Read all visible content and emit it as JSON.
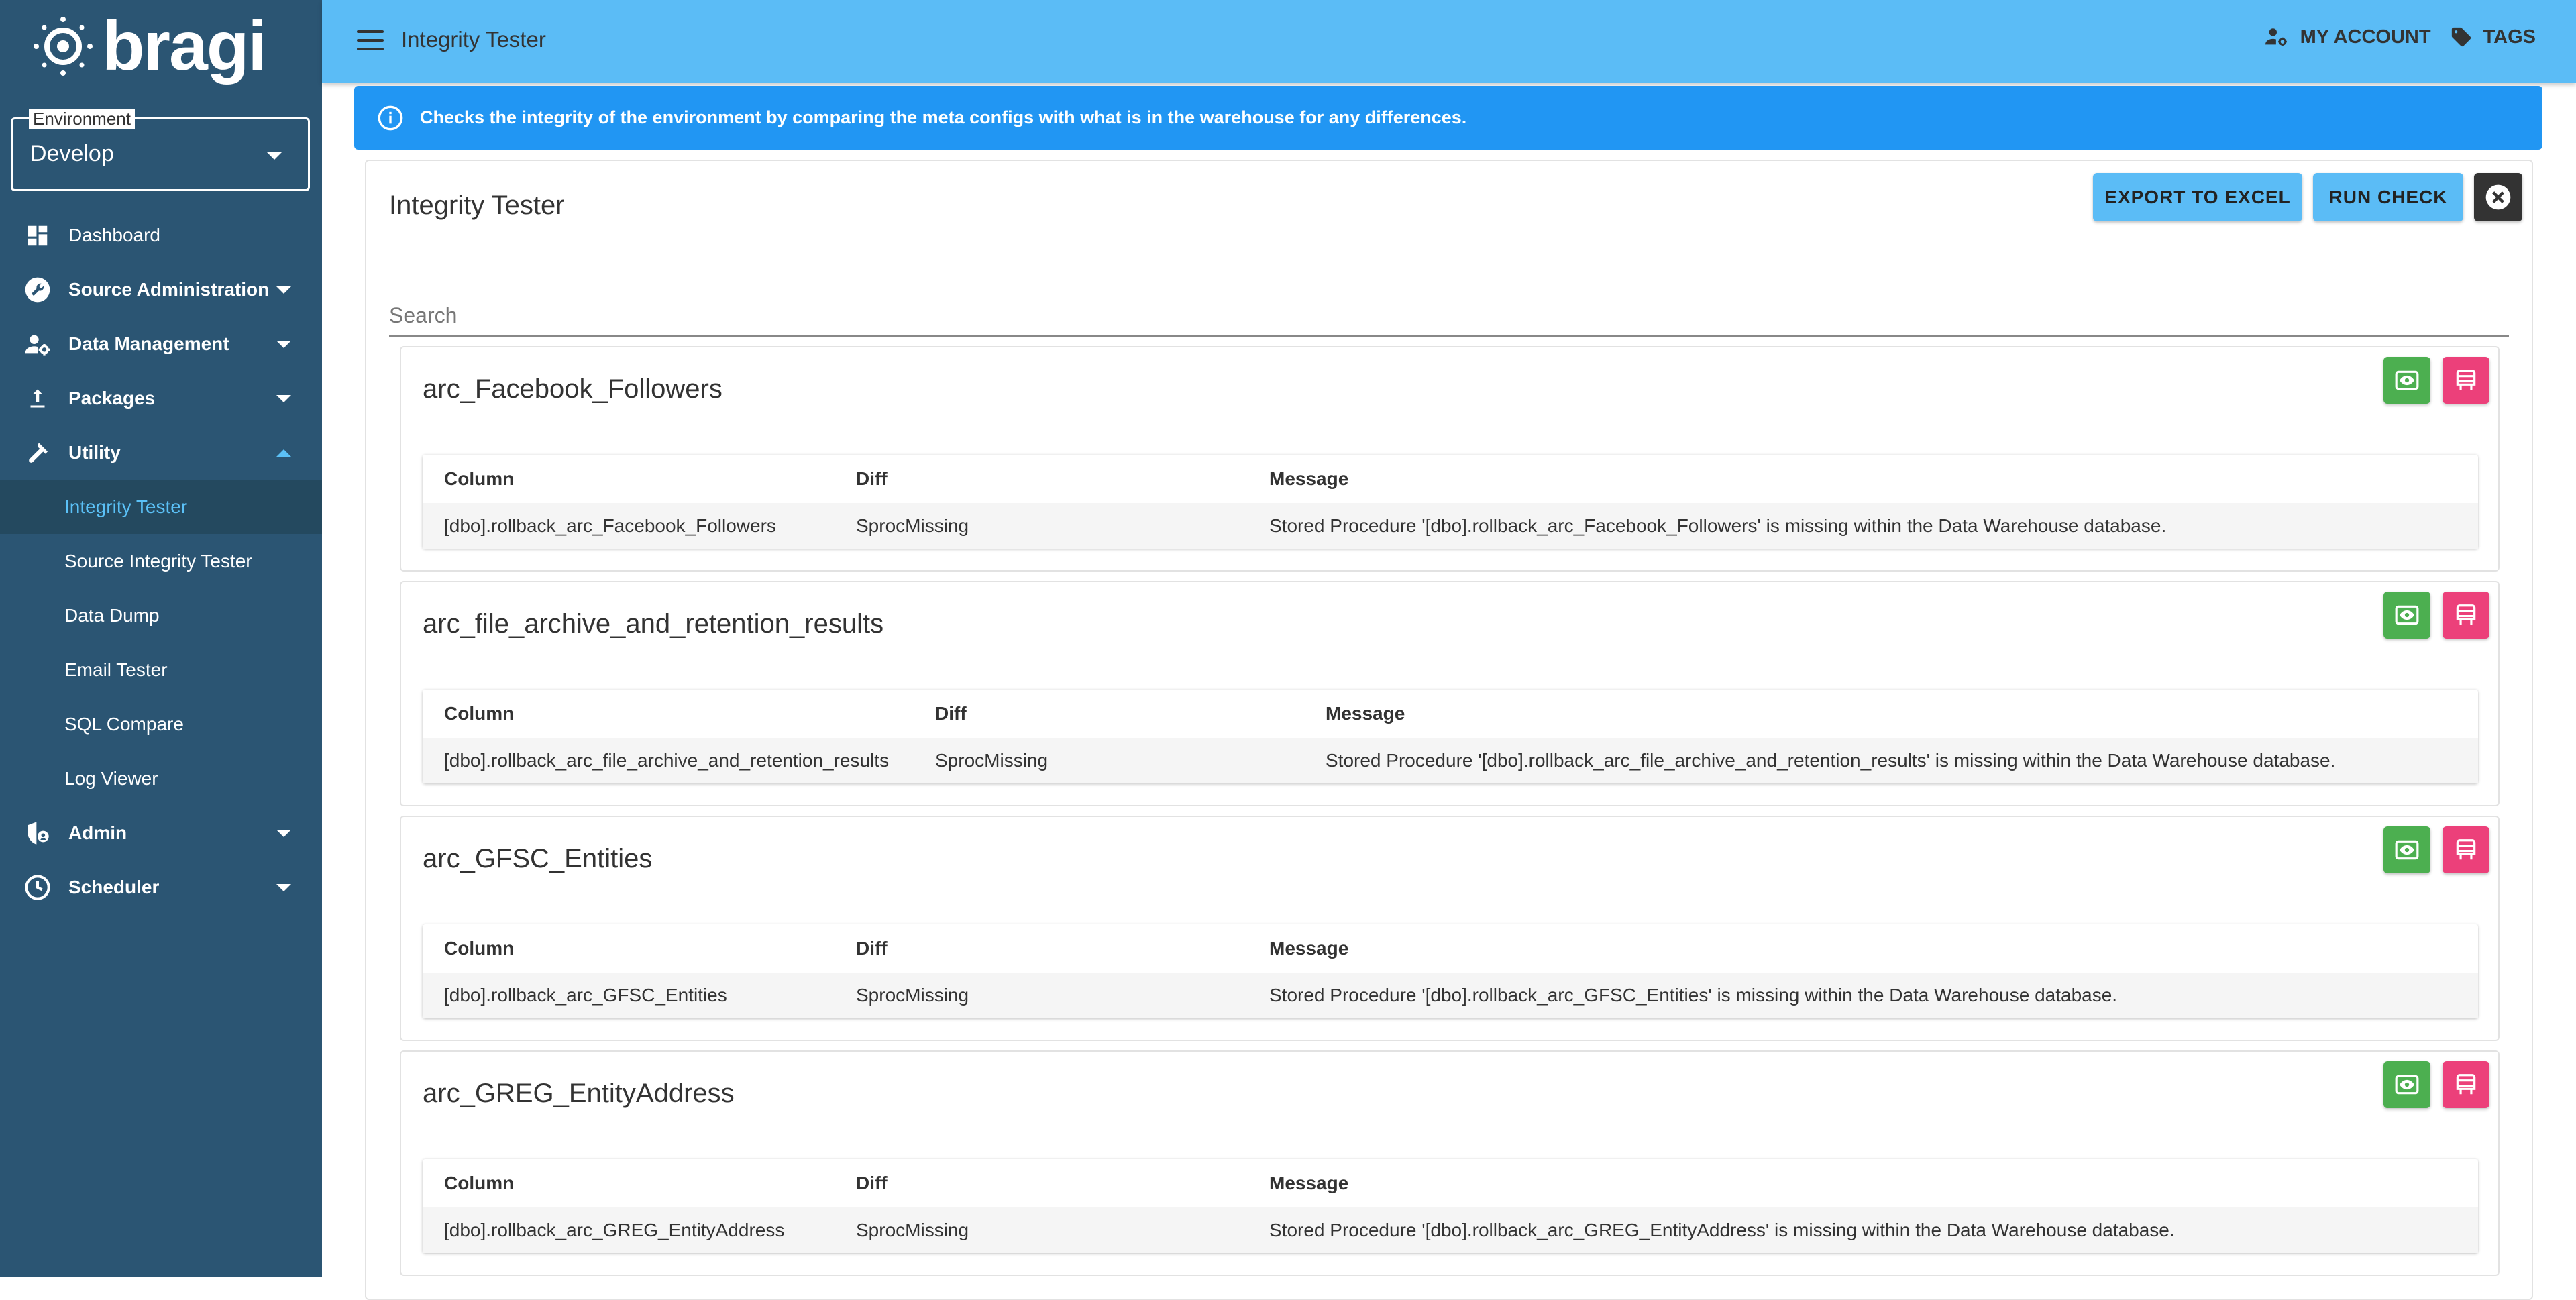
{
  "app": {
    "logo_text": "bragi",
    "page_title": "Integrity Tester"
  },
  "environment": {
    "label": "Environment",
    "value": "Develop"
  },
  "sidebar": {
    "items": [
      {
        "label": "Dashboard",
        "icon": "dashboard-icon"
      },
      {
        "label": "Source Administration",
        "icon": "wrench-icon"
      },
      {
        "label": "Data Management",
        "icon": "user-gear-icon"
      },
      {
        "label": "Packages",
        "icon": "upload-icon"
      },
      {
        "label": "Utility",
        "icon": "hammer-icon"
      },
      {
        "label": "Integrity Tester"
      },
      {
        "label": "Source Integrity Tester"
      },
      {
        "label": "Data Dump"
      },
      {
        "label": "Email Tester"
      },
      {
        "label": "SQL Compare"
      },
      {
        "label": "Log Viewer"
      },
      {
        "label": "Admin",
        "icon": "shield-user-icon"
      },
      {
        "label": "Scheduler",
        "icon": "clock-icon"
      }
    ]
  },
  "topbar": {
    "title": "Integrity Tester",
    "my_account": "MY ACCOUNT",
    "tags": "TAGS"
  },
  "banner": {
    "text": "Checks the integrity of the environment by comparing the meta configs with what is in the warehouse for any differences."
  },
  "main": {
    "title": "Integrity Tester",
    "export_label": "EXPORT TO EXCEL",
    "run_label": "RUN CHECK",
    "search_placeholder": "Search",
    "columns": {
      "column": "Column",
      "diff": "Diff",
      "message": "Message"
    },
    "sections": [
      {
        "title": "arc_Facebook_Followers",
        "row": {
          "column": "[dbo].rollback_arc_Facebook_Followers",
          "diff": "SprocMissing",
          "message": "Stored Procedure '[dbo].rollback_arc_Facebook_Followers' is missing within the Data Warehouse database."
        }
      },
      {
        "title": "arc_file_archive_and_retention_results",
        "row": {
          "column": "[dbo].rollback_arc_file_archive_and_retention_results",
          "diff": "SprocMissing",
          "message": "Stored Procedure '[dbo].rollback_arc_file_archive_and_retention_results' is missing within the Data Warehouse database."
        }
      },
      {
        "title": "arc_GFSC_Entities",
        "row": {
          "column": "[dbo].rollback_arc_GFSC_Entities",
          "diff": "SprocMissing",
          "message": "Stored Procedure '[dbo].rollback_arc_GFSC_Entities' is missing within the Data Warehouse database."
        }
      },
      {
        "title": "arc_GREG_EntityAddress",
        "row": {
          "column": "[dbo].rollback_arc_GREG_EntityAddress",
          "diff": "SprocMissing",
          "message": "Stored Procedure '[dbo].rollback_arc_GREG_EntityAddress' is missing within the Data Warehouse database."
        }
      }
    ]
  },
  "colors": {
    "sidebar_bg": "#2b5573",
    "topbar_bg": "#5bbcf6",
    "banner_bg": "#2196f3",
    "active_text": "#5bc1f7",
    "view_button": "#4caf50",
    "remove_button": "#ec407a"
  }
}
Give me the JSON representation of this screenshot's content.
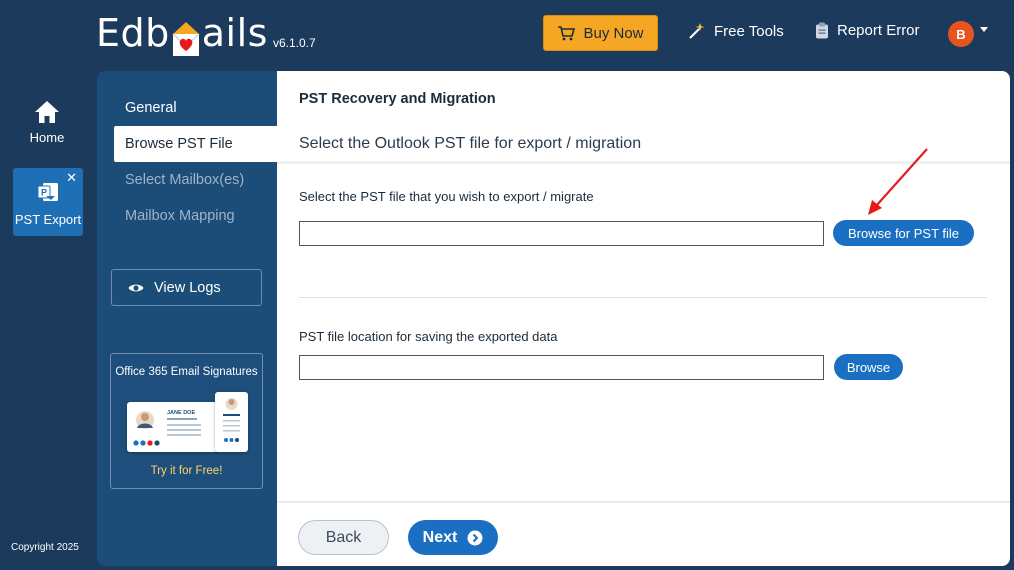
{
  "header": {
    "logo_left": "Edb",
    "logo_right": "ails",
    "version": "v6.1.0.7",
    "buy_now_label": "Buy Now",
    "free_tools_label": "Free Tools",
    "report_error_label": "Report Error",
    "avatar_initial": "B",
    "icons": [
      "cart-icon",
      "wand-icon",
      "clipboard-icon",
      "chevron-down-icon"
    ]
  },
  "rail": {
    "home_label": "Home",
    "pst_export_label": "PST Export",
    "close_glyph": "✕",
    "copyright": "Copyright 2025"
  },
  "steps": {
    "items": [
      {
        "label": "General",
        "state": "done"
      },
      {
        "label": "Browse PST File",
        "state": "active"
      },
      {
        "label": "Select Mailbox(es)",
        "state": "disabled"
      },
      {
        "label": "Mailbox Mapping",
        "state": "disabled"
      }
    ],
    "view_logs_label": "View Logs",
    "promo": {
      "title": "Office 365 Email Signatures",
      "link": "Try it for Free!",
      "card_name": "JANE DOE"
    }
  },
  "main": {
    "title": "PST Recovery and Migration",
    "subtitle": "Select the Outlook PST file for export / migration",
    "source_label": "Select the PST file that you wish to export / migrate",
    "source_value": "",
    "browse_pst_label": "Browse for PST file",
    "dest_label": "PST file location for saving the exported data",
    "dest_value": "",
    "browse_label": "Browse"
  },
  "footer": {
    "back_label": "Back",
    "next_label": "Next"
  },
  "colors": {
    "background": "#1b3a5c",
    "panel": "#1c4d78",
    "accent": "#1a6fc2",
    "buy_button": "#f5a623",
    "avatar": "#e8541e",
    "annotation_arrow": "#e8191b"
  }
}
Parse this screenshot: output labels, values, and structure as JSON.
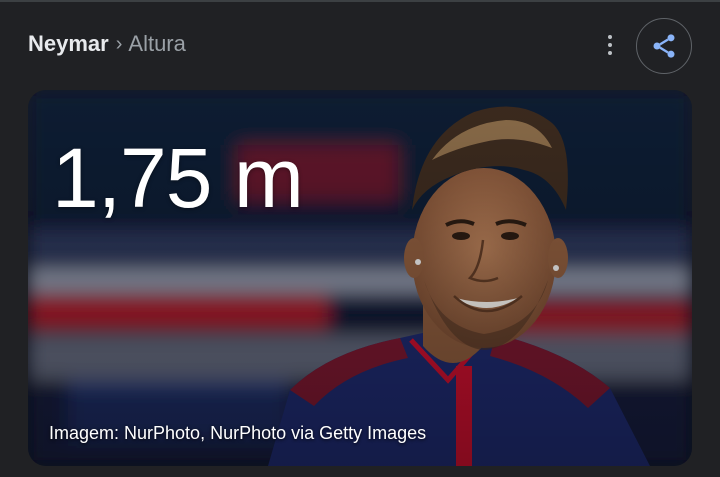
{
  "breadcrumb": {
    "root": "Neymar",
    "separator": "›",
    "leaf": "Altura"
  },
  "actions": {
    "more_icon": "more-vert-icon",
    "share_icon": "share-icon"
  },
  "card": {
    "height_value": "1,75 m",
    "image_credit": "Imagem: NurPhoto, NurPhoto via Getty Images"
  },
  "colors": {
    "background": "#202124",
    "share_icon": "#8ab4f8",
    "jersey_navy": "#1e2a6e",
    "jersey_red": "#c8102e"
  }
}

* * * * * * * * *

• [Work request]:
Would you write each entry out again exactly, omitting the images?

• [Result]:
Read all visible content and emit it as JSON.
{
  "app": {
    "logo_text": "bragi",
    "page_title": "Integrity Tester"
  },
  "environment": {
    "label": "Environment",
    "value": "Develop"
  },
  "sidebar": {
    "items": [
      {
        "label": "Dashboard",
        "icon": "dashboard-icon"
      },
      {
        "label": "Source Administration",
        "icon": "wrench-icon"
      },
      {
        "label": "Data Management",
        "icon": "user-gear-icon"
      },
      {
        "label": "Packages",
        "icon": "upload-icon"
      },
      {
        "label": "Utility",
        "icon": "hammer-icon"
      },
      {
        "label": "Integrity Tester"
      },
      {
        "label": "Source Integrity Tester"
      },
      {
        "label": "Data Dump"
      },
      {
        "label": "Email Tester"
      },
      {
        "label": "SQL Compare"
      },
      {
        "label": "Log Viewer"
      },
      {
        "label": "Admin",
        "icon": "shield-user-icon"
      },
      {
        "label": "Scheduler",
        "icon": "clock-icon"
      }
    ]
  },
  "topbar": {
    "title": "Integrity Tester",
    "my_account": "MY ACCOUNT",
    "tags": "TAGS"
  },
  "banner": {
    "text": "Checks the integrity of the environment by comparing the meta configs with what is in the warehouse for any differences."
  },
  "main": {
    "title": "Integrity Tester",
    "export_label": "EXPORT TO EXCEL",
    "run_label": "RUN CHECK",
    "search_placeholder": "Search",
    "columns": {
      "column": "Column",
      "diff": "Diff",
      "message": "Message"
    },
    "sections": [
      {
        "title": "arc_Facebook_Followers",
        "row": {
          "column": "[dbo].rollback_arc_Facebook_Followers",
          "diff": "SprocMissing",
          "message": "Stored Procedure '[dbo].rollback_arc_Facebook_Followers' is missing within the Data Warehouse database."
        }
      },
      {
        "title": "arc_file_archive_and_retention_results",
        "row": {
          "column": "[dbo].rollback_arc_file_archive_and_retention_results",
          "diff": "SprocMissing",
          "message": "Stored Procedure '[dbo].rollback_arc_file_archive_and_retention_results' is missing within the Data Warehouse database."
        }
      },
      {
        "title": "arc_GFSC_Entities",
        "row": {
          "column": "[dbo].rollback_arc_GFSC_Entities",
          "diff": "SprocMissing",
          "message": "Stored Procedure '[dbo].rollback_arc_GFSC_Entities' is missing within the Data Warehouse database."
        }
      },
      {
        "title": "arc_GREG_EntityAddress",
        "row": {
          "column": "[dbo].rollback_arc_GREG_EntityAddress",
          "diff": "SprocMissing",
          "message": "Stored Procedure '[dbo].rollback_arc_GREG_EntityAddress' is missing within the Data Warehouse database."
        }
      }
    ]
  },
  "colors": {
    "sidebar_bg": "#2b5573",
    "topbar_bg": "#5bbcf6",
    "banner_bg": "#2196f3",
    "active_text": "#5bc1f7",
    "view_button": "#4caf50",
    "remove_button": "#ec407a"
  }
}
Give me the JSON representation of this screenshot's content.
{
  "header": {
    "logo_left": "Edb",
    "logo_right": "ails",
    "version": "v6.1.0.7",
    "buy_now_label": "Buy Now",
    "free_tools_label": "Free Tools",
    "report_error_label": "Report Error",
    "avatar_initial": "B",
    "icons": [
      "cart-icon",
      "wand-icon",
      "clipboard-icon",
      "chevron-down-icon"
    ]
  },
  "rail": {
    "home_label": "Home",
    "pst_export_label": "PST Export",
    "close_glyph": "✕",
    "copyright": "Copyright 2025"
  },
  "steps": {
    "items": [
      {
        "label": "General",
        "state": "done"
      },
      {
        "label": "Browse PST File",
        "state": "active"
      },
      {
        "label": "Select Mailbox(es)",
        "state": "disabled"
      },
      {
        "label": "Mailbox Mapping",
        "state": "disabled"
      }
    ],
    "view_logs_label": "View Logs",
    "promo": {
      "title": "Office 365 Email Signatures",
      "link": "Try it for Free!",
      "card_name": "JANE DOE"
    }
  },
  "main": {
    "title": "PST Recovery and Migration",
    "subtitle": "Select the Outlook PST file for export / migration",
    "source_label": "Select the PST file that you wish to export / migrate",
    "source_value": "",
    "browse_pst_label": "Browse for PST file",
    "dest_label": "PST file location for saving the exported data",
    "dest_value": "",
    "browse_label": "Browse"
  },
  "footer": {
    "back_label": "Back",
    "next_label": "Next"
  },
  "colors": {
    "background": "#1b3a5c",
    "panel": "#1c4d78",
    "accent": "#1a6fc2",
    "buy_button": "#f5a623",
    "avatar": "#e8541e",
    "annotation_arrow": "#e8191b"
  }
}
Parse this screenshot: output labels, values, and structure as JSON.
{
  "breadcrumb": {
    "root": "Neymar",
    "separator": "›",
    "leaf": "Altura"
  },
  "actions": {
    "more_icon": "more-vert-icon",
    "share_icon": "share-icon"
  },
  "card": {
    "height_value": "1,75 m",
    "image_credit": "Imagem: NurPhoto, NurPhoto via Getty Images"
  },
  "colors": {
    "background": "#202124",
    "share_icon": "#8ab4f8",
    "jersey_navy": "#1e2a6e",
    "jersey_red": "#c8102e"
  }
}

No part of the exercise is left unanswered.